written 26th Apr 2005

AA replies: reply to Laura: The best thing you can do without actually voting is to educate your family and friends who can vote so that they make a wise, valid decision. At least then, your knowledge of current Politics isn't wasted even though you, yourself, can't vote.

written 27th Apr 2005

. replies: actually , the best thing you can do is completely ditch the concept that there is a difference between the lib/lab/con party set up. there is none they are all. ask yourself... why does nothing ever seem to change for the better, regardless of who is in power? this election is a smokescreen, with a lot of hot air expelled on tv shows which are presided over by presenters asking the "correct" questions. forget the trivia that these people are endlessly discussing. look deeper into what is actually happening....the headlong relentless rush into a european power block ...throwing away sovereignty...open borders....regionalisation of england....always ask why and who benefits!

written 27th Apr 2005

Tiger43 replies: To Laura.....Well its just unfortunate that your`e just 1 year too young before this general election. You know, if I remember rightly thats pretty much how it was for me. Your`e a victim of being born at the wrong time for this election. Thats life. But you can`t change the law to suit 17 year olds so they don`t miss a particular election, because then you will get the 16 year olds saying the same as you and so on until voting age will be bought down to 5 year olds and so it goes on. Eventually babies in the womb will get the right to vote.

written 27th Apr 2005

Rob replies: Tiger43: Now that's just silly - on the same argument, we'd let 5 year olds marry and drive, etc. As Laura just argued, she's regarded old enough to drive, leave home and marry, so therefore she should certainly be regarded as old enough to vote. It seems a water-tight case to me - and it's unjust she won't be able to have a say in things like employment, taxation, housing etc., that could affect her as much as any "responsible adult".

written 27th Apr 2005

orginal poster replies: Tiger43, you are quite the cynical bastard, aren't you?

written 27th Apr 2005

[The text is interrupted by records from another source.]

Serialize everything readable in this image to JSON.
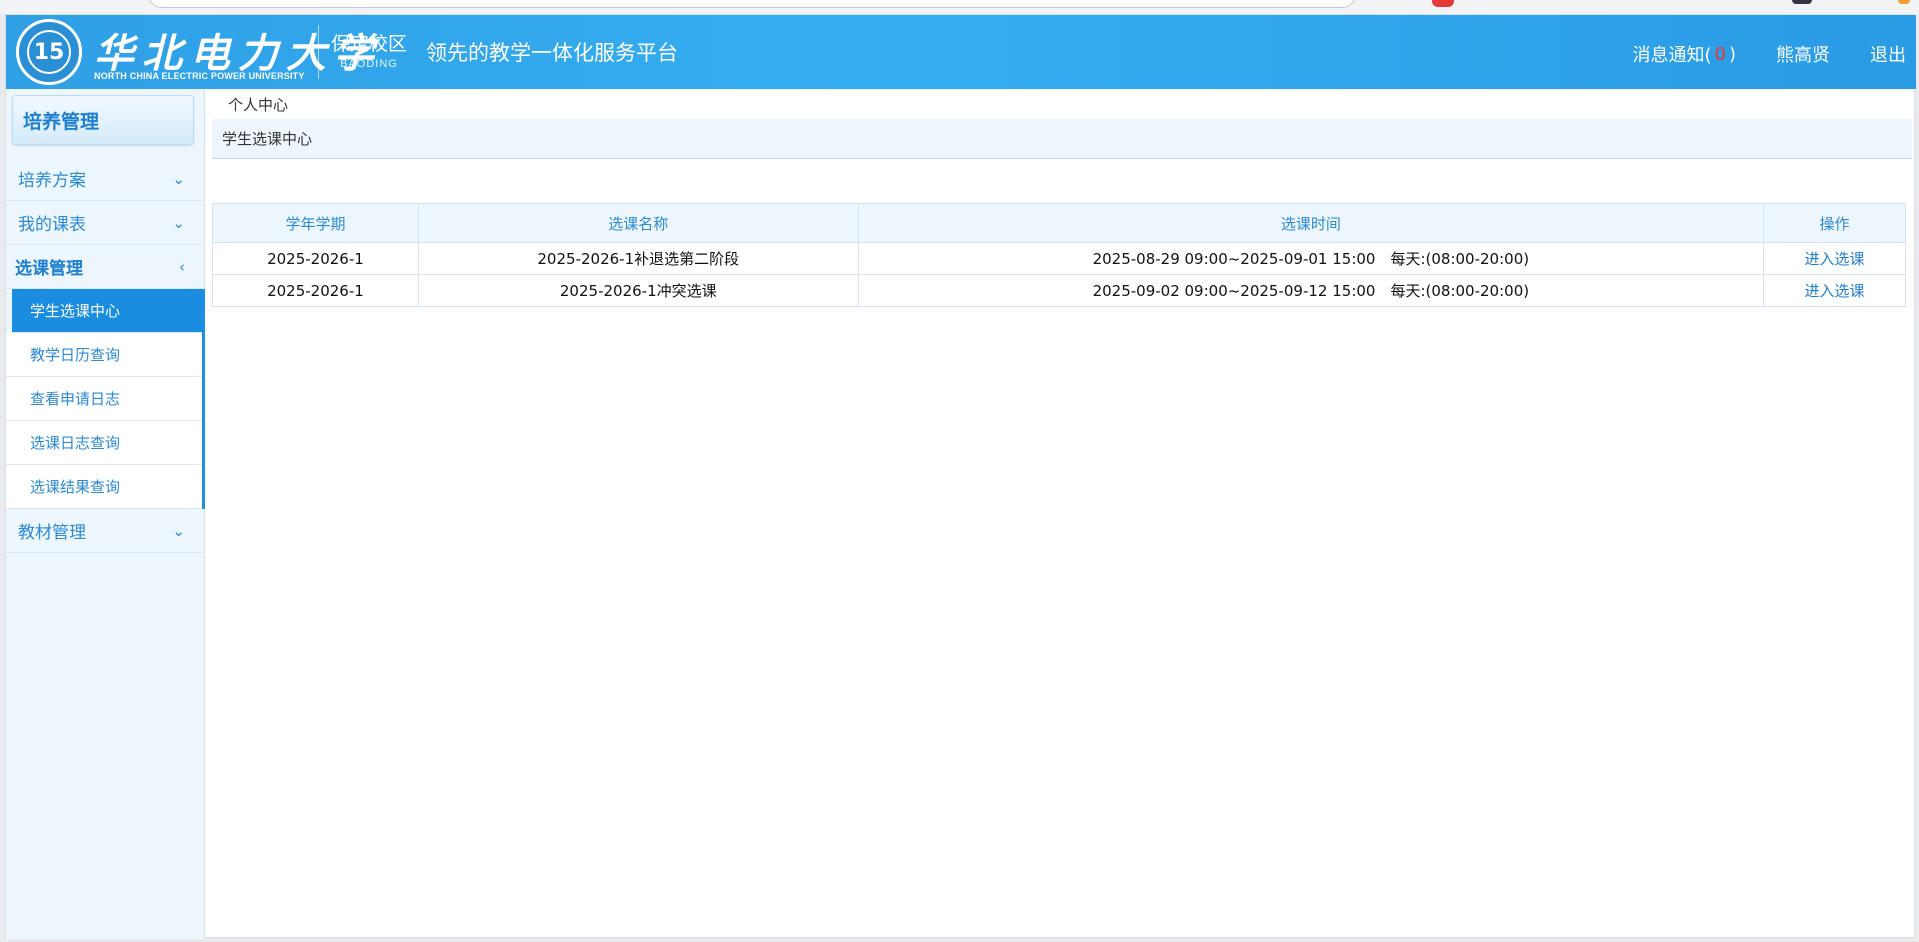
{
  "header": {
    "logo_text": "华北电力大学",
    "logo_en": "NORTH CHINA ELECTRIC POWER UNIVERSITY",
    "campus": "保定校区",
    "campus_en": "BAODING",
    "platform": "领先的教学一体化服务平台",
    "notify_label": "消息通知(",
    "notify_count": "0",
    "notify_close": ")",
    "user_name": "熊高贤",
    "logout": "退出"
  },
  "sidebar": {
    "title": "培养管理",
    "menu": [
      {
        "label": "培养方案",
        "icon": "chevron-down-icon"
      },
      {
        "label": "我的课表",
        "icon": "chevron-down-icon"
      },
      {
        "label": "选课管理",
        "icon": "chevron-left-icon"
      },
      {
        "label": "教材管理",
        "icon": "chevron-down-icon"
      }
    ],
    "submenu": [
      {
        "label": "学生选课中心"
      },
      {
        "label": "教学日历查询"
      },
      {
        "label": "查看申请日志"
      },
      {
        "label": "选课日志查询"
      },
      {
        "label": "选课结果查询"
      }
    ]
  },
  "main": {
    "breadcrumb": "个人中心",
    "section_title": "学生选课中心",
    "table": {
      "headers": [
        "学年学期",
        "选课名称",
        "选课时间",
        "操作"
      ],
      "rows": [
        {
          "term": "2025-2026-1",
          "name": "2025-2026-1补退选第二阶段",
          "time": "2025-08-29 09:00~2025-09-01 15:00　每天:(08:00-20:00)",
          "action": "进入选课"
        },
        {
          "term": "2025-2026-1",
          "name": "2025-2026-1冲突选课",
          "time": "2025-09-02 09:00~2025-09-12 15:00　每天:(08:00-20:00)",
          "action": "进入选课"
        }
      ]
    }
  },
  "colors": {
    "header_blue": "#35aef1",
    "selected_blue": "#1a8de0",
    "link_blue": "#1e7fd0",
    "badge_red": "#e53935"
  }
}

Tiger43 replies: To original poster.....Absolutely. However I`m a nice bastard. But in my defence I am pulling your leg just slightly, so as the well known scouser saying goes, calm down, calm down.

written 27th Apr 2005

Original Poster replies: Ah, you don't anger me, I just regard you as slightly amusing.

written 27th Apr 2005

About Not Apathetic

NotApathetic was built so that people who are planning not to vote in the UK General Election on May 5th can tell the world why. We won't try to persuade you that voting is a good or a bad idea - we're just here to record and share your explanations. Whether ideological, practical or other, any reason will do.

A lot of users would like us to mention that if you spoil your ballot paper, it will be counted. So if you want to record a vote for "none of the above", you can.

Search